Poiu wrote:
15 Sep 2017, 09:15
The title is not correct by the way it's about jurisdiction not about under which law employees fall. That will probably be the next step, but lets remain correct in the mean time.
You are right. I change the title.

As Eddie Wilson of Ryanair explained yesterday in Brussels, the contracts remain Irish. The ECJ ruling is about jurisdiction, not about law.
André
ex Sabena #26567

Inquirer
Posts: 1987
Joined: 14 Feb 2012, 14:30

Re: ECJ: Ryanair crew based in Belgium fall under Belgian jurisdiction!

Post by Inquirer » 15 Sep 2017, 11:35

A small correction again, André, if I may?

'Belgian jurisdiction' and 'Belgian law' are very much interchangeable here, since any non-Irish court which accepts to hear a case will automatically apply its own law -not that of Ireland- as a court can never rule by any other law than it's own; it needs to refer the case to the competent foreign court in that case.

In the case of the crews in Charleroi, where a Belgian court asked the ECJ if it had to refer the case to an Irish court or could rule itself, 'Belgian jurisdiction' would effectively mean 'Belgian law' too: the ECJ has now formally established the right of any local (in this case Belgian) court to establish its jurisdiction over local Ryanair employees, so now it just needs to be formally established by the Belgian court then to take effect.
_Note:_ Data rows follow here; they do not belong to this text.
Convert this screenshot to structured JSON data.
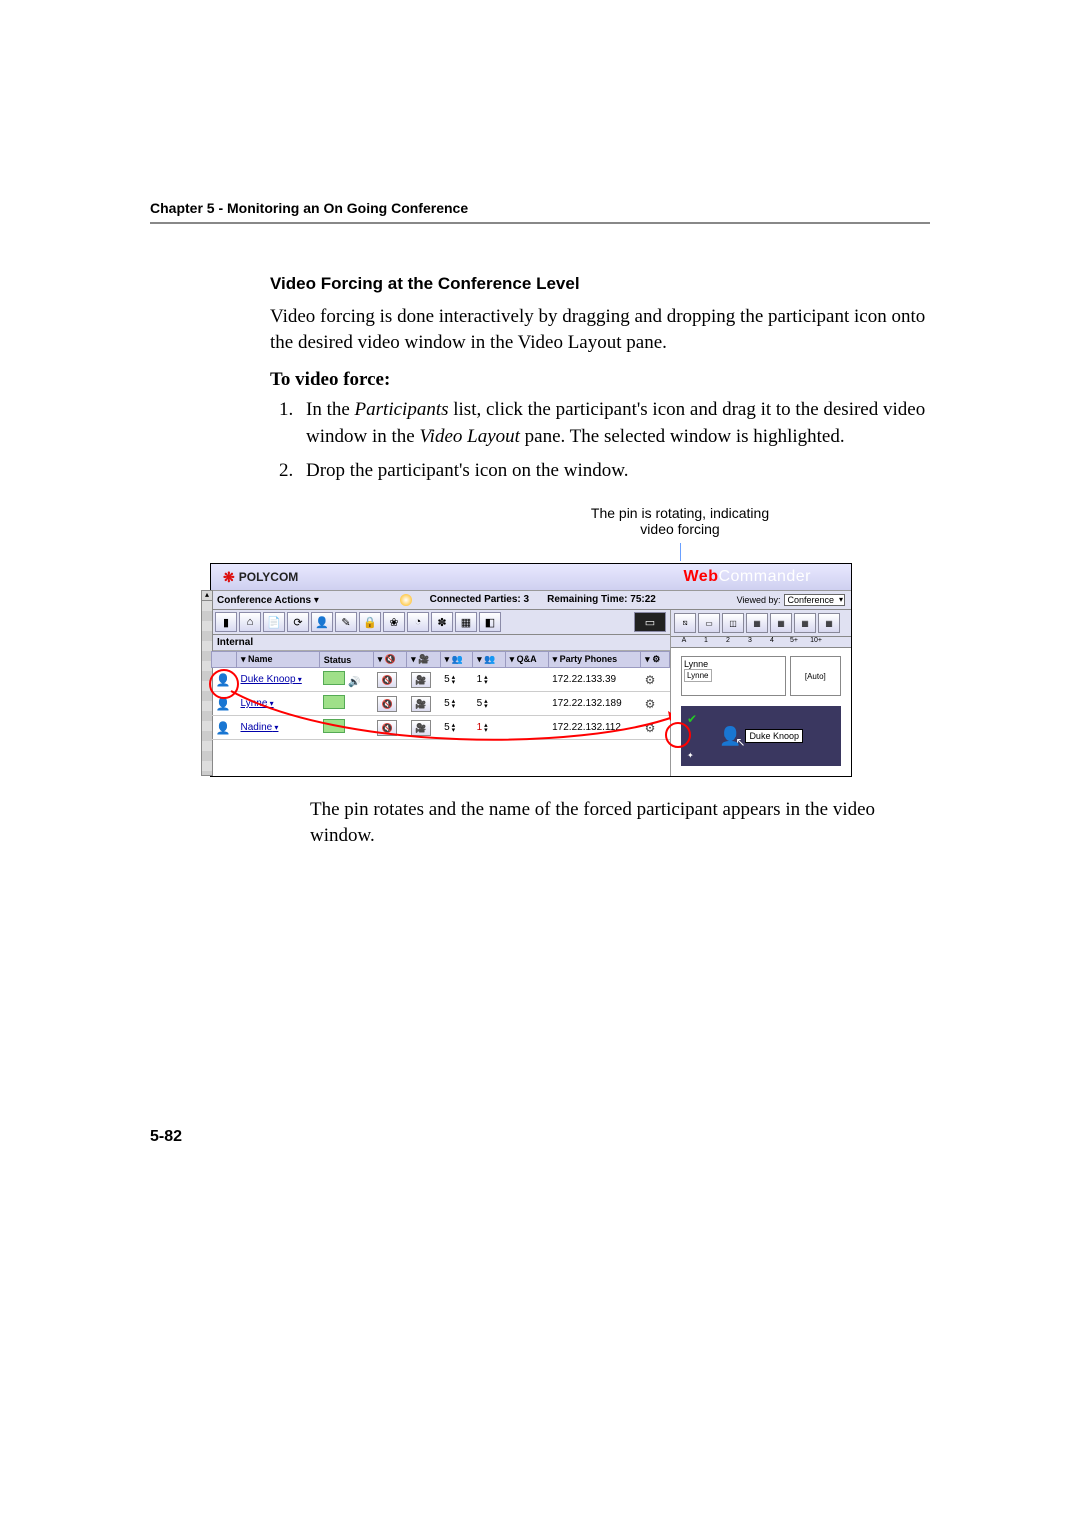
{
  "chapter_header": "Chapter 5 - Monitoring an On Going Conference",
  "section_title": "Video Forcing at the Conference Level",
  "intro": "Video forcing is done interactively by dragging and dropping the participant icon onto the desired video window in the Video Layout pane.",
  "subhead": "To video force:",
  "steps": [
    {
      "pre": "In the ",
      "em1": "Participants",
      "mid": " list, click the participant's icon and drag it to the desired video window in the ",
      "em2": "Video Layout",
      "post": " pane. The selected window is highlighted."
    },
    {
      "pre": "Drop the participant's icon on the window.",
      "em1": "",
      "mid": "",
      "em2": "",
      "post": ""
    }
  ],
  "callout": "The pin is rotating, indicating video forcing",
  "after_fig": "The pin rotates and the name of the forced participant appears in the video window.",
  "page_number": "5-82",
  "fig": {
    "logo_text": "POLYCOM",
    "brand_pre": "Web",
    "brand_post": "Commander",
    "conf_actions": "Conference Actions",
    "connected_parties": "Connected Parties: 3",
    "remaining_time": "Remaining Time: 75:22",
    "viewed_by_label": "Viewed by:",
    "viewed_by_value": "Conference",
    "group_label": "Internal",
    "columns": {
      "name": "Name",
      "status": "Status",
      "mute": "🔇",
      "cam": "📷",
      "a": "👥",
      "b": "👥",
      "qa": "Q&A",
      "phones": "Party Phones",
      "gear": "⚙"
    },
    "rows": [
      {
        "name": "Duke Knoop",
        "val1": "5",
        "val2": "1",
        "phone": "172.22.133.39"
      },
      {
        "name": "Lynne",
        "val1": "5",
        "val2": "5",
        "phone": "172.22.132.189"
      },
      {
        "name": "Nadine",
        "val1": "5",
        "val2": "1",
        "phone": "172.22.132.112"
      }
    ],
    "layout_labels": [
      "A",
      "1",
      "2",
      "3",
      "4",
      "5+",
      "10+"
    ],
    "preview_name": "Lynne",
    "preview_box": "Lynne",
    "preview_auto": "[Auto]",
    "drag_label": "Duke Knoop"
  }
}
Theoretically the Belgian court could indeed still refer the case to Ireland, but that's very unlikely, otherwise there would not have been the need to refer the case to the ECJ first, but regardless, this ECJ ruling is applicable to all courts in the EU and with immediate effect, meaning that even if the Belgian court would still decide to refer this case to Ireland, Ryanair can still expect an avalanche of union sponsored lawsuits at local courts throughout Europe and it's a guarantee some militant courts will take on soms of those cases and thus rule on the matter based on local law: be it Belgian, French, German, Swedish etc.
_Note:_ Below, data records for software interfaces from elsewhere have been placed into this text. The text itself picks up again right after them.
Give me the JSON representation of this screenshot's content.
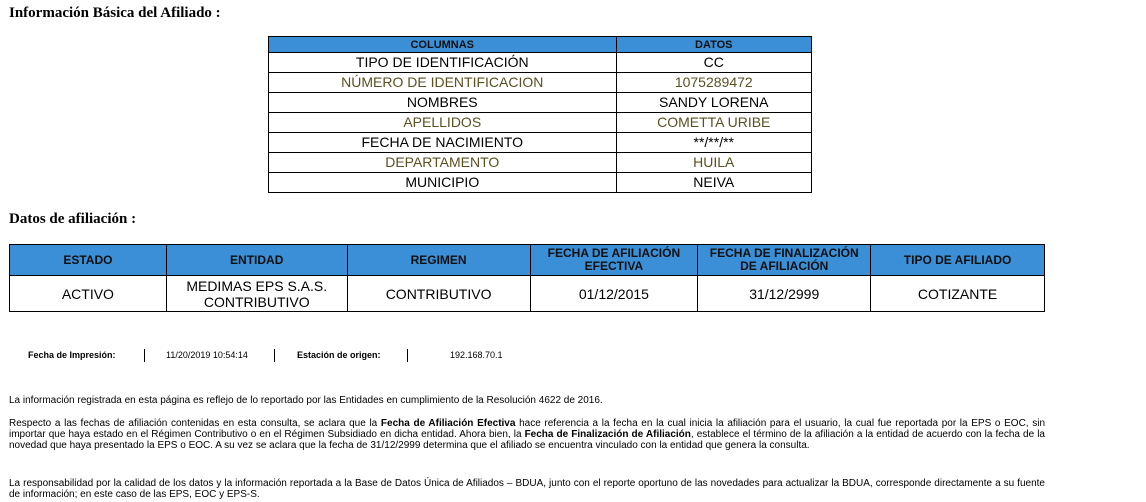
{
  "section_basic_title": "Información Básica del Afiliado :",
  "basic_table": {
    "headers": [
      "COLUMNAS",
      "DATOS"
    ],
    "rows": [
      [
        "TIPO DE IDENTIFICACIÓN",
        "CC"
      ],
      [
        "NÚMERO DE IDENTIFICACION",
        "1075289472"
      ],
      [
        "NOMBRES",
        "SANDY LORENA"
      ],
      [
        "APELLIDOS",
        "COMETTA URIBE"
      ],
      [
        "FECHA DE NACIMIENTO",
        "**/**/**"
      ],
      [
        "DEPARTAMENTO",
        "HUILA"
      ],
      [
        "MUNICIPIO",
        "NEIVA"
      ]
    ]
  },
  "section_afil_title": "Datos de afiliación :",
  "afil_table": {
    "headers": [
      "ESTADO",
      "ENTIDAD",
      "REGIMEN",
      "FECHA DE AFILIACIÓN EFECTIVA",
      "FECHA DE FINALIZACIÓN DE AFILIACIÓN",
      "TIPO DE AFILIADO"
    ],
    "row": [
      "ACTIVO",
      "MEDIMAS EPS S.A.S. CONTRIBUTIVO",
      "CONTRIBUTIVO",
      "01/12/2015",
      "31/12/2999",
      "COTIZANTE"
    ]
  },
  "print_info": {
    "date_label": "Fecha de Impresión:",
    "date_value": "11/20/2019 10:54:14",
    "station_label": "Estación de origen:",
    "station_value": "192.168.70.1"
  },
  "footer": {
    "p1": "La información registrada en esta página es reflejo de lo reportado por las Entidades en cumplimiento de la Resolución 4622 de 2016.",
    "p2_a": "Respecto a las fechas de afiliación contenidas en esta consulta, se aclara que la ",
    "p2_b": "Fecha de Afiliación Efectiva",
    "p2_c": " hace referencia a la fecha en la cual inicia la afiliación para el usuario, la cual fue reportada por la EPS o EOC, sin importar que haya estado en el Régimen Contributivo o en el Régimen Subsidiado en dicha entidad. Ahora bien, la ",
    "p2_d": "Fecha de Finalización de Afiliación",
    "p2_e": ", establece el término de la afiliación a la entidad de acuerdo con la fecha de la novedad que haya presentado la EPS o EOC. A su vez se aclara que la fecha de 31/12/2999 determina que el afiliado se encuentra vinculado con la entidad que genera la consulta.",
    "p3": "La responsabilidad por la calidad de los datos y la información reportada a la Base de Datos Única de Afiliados – BDUA, junto con el reporte oportuno de las novedades para actualizar la BDUA, corresponde directamente a su fuente de información; en este caso de las EPS, EOC y EPS-S."
  }
}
When Mr Wilson says the law governing labour contracts at Ryanair is still the Irish one, he's actually misrepresenting the situation a little bit against all odds, IMHO: what he should rather say to be fully correct it that Irish law has lost its status as sole legal basis and has been renegaded to the default law, applicable only in the absence of any other local law. In the absence of any cases where a non-Irish court has already established its authority, his remarks are still correct, but I wouldn't dare to bet a cent on that being the case for much longer.

Anyway, it's an evolution long overdue: if you work in Belgium for a foreign company other that an airline (say VOLVO cars, or ING bank), you're working under Belgian rules too, aren't you? The weird exception foreseen for aviation firms is no longer in line with today's reality, and I'm personally quite happy to see the ECJ thinks the same.

Passenger
Posts: 6198
Joined: 06 Dec 2010, 20:54

Re: ECJ: Ryanair crew based in Belgium fall under Belgian jurisdiction!

Post by Passenger » 15 Sep 2017, 13:02

I agree with Inquirer. The EU Court verdict states that labour contracts for Belgium-based Belgian cabin crew are to be judged by a Belgian judge. That means, and contrary to what Ryanair says, that those labour contracts must comply to Belgian law. It's as simple as that.

This is catastrophic for Ryanair. Sure, they may keep their "Irish" labour contracts. But what the EU Court now has decided, is that when the Irish contract conflicts with local legislation, that local legislation preveals.

Just one example of such difference: first month of an illness for a CRL-based Belgian cabin crew: Irish legislation = no pay out. Belgian legislation: pay out.

OO-ITR
Posts: 688
Joined: 13 Aug 2011, 18:29

Re: ECJ: Ryanair crew based in Belgium fall under Belgian labour law!

Post by OO-ITR » 15 Sep 2017, 13:15

Omychron wrote:
14 Sep 2017, 22:15
Odd how the discussion is turned from a ruling about Ryanair and its "creative" contracts/constructs (which has been going on for years, this ruling should have happened faster) to the SN wetlease contract.
Try as one might, they're not the same thing, and it's a sad attempt to get this thread off topic...
While a lot of points about SN wetlease might be correct, try posting in the applicable thread instead of changing the subject?
Save your energy, that is what he always tries to do. Best thing is just to ignore it

Post Reply